→ To do
Among the entries below, copy every line that carries the word "internet".

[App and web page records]

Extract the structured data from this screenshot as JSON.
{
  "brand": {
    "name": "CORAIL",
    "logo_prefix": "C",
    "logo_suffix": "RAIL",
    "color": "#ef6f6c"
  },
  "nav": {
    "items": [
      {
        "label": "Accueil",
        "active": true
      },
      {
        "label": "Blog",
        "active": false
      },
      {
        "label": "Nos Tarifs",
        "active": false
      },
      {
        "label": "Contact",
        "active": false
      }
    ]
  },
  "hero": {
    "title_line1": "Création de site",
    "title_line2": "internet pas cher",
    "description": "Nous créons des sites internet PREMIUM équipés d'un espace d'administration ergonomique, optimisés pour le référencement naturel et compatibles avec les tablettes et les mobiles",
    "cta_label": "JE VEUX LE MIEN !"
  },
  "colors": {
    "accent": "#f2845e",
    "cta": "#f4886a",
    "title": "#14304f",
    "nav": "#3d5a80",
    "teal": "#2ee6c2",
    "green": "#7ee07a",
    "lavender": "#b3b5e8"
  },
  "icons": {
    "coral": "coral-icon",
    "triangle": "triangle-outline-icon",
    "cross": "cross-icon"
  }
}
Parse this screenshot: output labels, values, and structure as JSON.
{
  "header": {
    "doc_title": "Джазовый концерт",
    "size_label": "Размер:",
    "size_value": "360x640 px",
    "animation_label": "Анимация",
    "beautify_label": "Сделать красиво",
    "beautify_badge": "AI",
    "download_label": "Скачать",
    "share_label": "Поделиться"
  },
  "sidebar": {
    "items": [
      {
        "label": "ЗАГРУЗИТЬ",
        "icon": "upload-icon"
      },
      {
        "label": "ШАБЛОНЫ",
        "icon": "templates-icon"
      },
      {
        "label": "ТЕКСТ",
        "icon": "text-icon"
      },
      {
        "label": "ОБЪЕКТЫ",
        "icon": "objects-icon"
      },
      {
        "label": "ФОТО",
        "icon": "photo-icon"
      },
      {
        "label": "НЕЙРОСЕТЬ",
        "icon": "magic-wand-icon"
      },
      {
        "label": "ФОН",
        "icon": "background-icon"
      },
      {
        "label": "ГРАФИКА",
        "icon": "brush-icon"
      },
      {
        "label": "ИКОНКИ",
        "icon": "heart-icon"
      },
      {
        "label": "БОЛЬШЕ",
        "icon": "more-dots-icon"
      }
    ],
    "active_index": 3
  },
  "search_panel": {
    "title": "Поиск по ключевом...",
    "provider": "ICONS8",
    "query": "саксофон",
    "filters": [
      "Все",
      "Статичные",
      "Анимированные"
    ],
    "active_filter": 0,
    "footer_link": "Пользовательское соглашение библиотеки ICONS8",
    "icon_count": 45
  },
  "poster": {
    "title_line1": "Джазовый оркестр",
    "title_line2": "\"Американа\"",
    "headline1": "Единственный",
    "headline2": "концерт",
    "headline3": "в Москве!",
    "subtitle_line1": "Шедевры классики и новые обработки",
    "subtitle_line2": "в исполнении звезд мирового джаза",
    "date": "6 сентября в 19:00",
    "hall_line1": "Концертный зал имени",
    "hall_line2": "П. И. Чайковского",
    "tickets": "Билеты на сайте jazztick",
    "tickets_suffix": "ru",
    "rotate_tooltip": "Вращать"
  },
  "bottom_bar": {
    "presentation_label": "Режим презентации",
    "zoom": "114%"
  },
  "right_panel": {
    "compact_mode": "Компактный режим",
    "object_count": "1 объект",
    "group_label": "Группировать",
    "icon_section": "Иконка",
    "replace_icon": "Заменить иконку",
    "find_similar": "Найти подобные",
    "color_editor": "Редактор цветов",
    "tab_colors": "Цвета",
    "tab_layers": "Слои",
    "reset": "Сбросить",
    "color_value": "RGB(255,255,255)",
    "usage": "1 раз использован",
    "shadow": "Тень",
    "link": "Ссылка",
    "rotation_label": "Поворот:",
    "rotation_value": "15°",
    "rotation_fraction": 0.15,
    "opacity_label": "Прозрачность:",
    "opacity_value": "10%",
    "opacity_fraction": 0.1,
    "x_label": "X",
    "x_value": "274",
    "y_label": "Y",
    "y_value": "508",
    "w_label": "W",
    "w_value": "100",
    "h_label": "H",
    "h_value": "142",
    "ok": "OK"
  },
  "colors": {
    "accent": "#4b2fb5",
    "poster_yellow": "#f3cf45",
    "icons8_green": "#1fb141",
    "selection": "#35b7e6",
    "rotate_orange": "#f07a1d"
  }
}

→ Solution
    "title_line2": "internet pas cher",
    "description": "Nous créons des sites internet PREMIUM équipés d'un espace d'administration ergonomique, optimisés pour le référencement naturel et compatibles avec les tablettes et les mobiles",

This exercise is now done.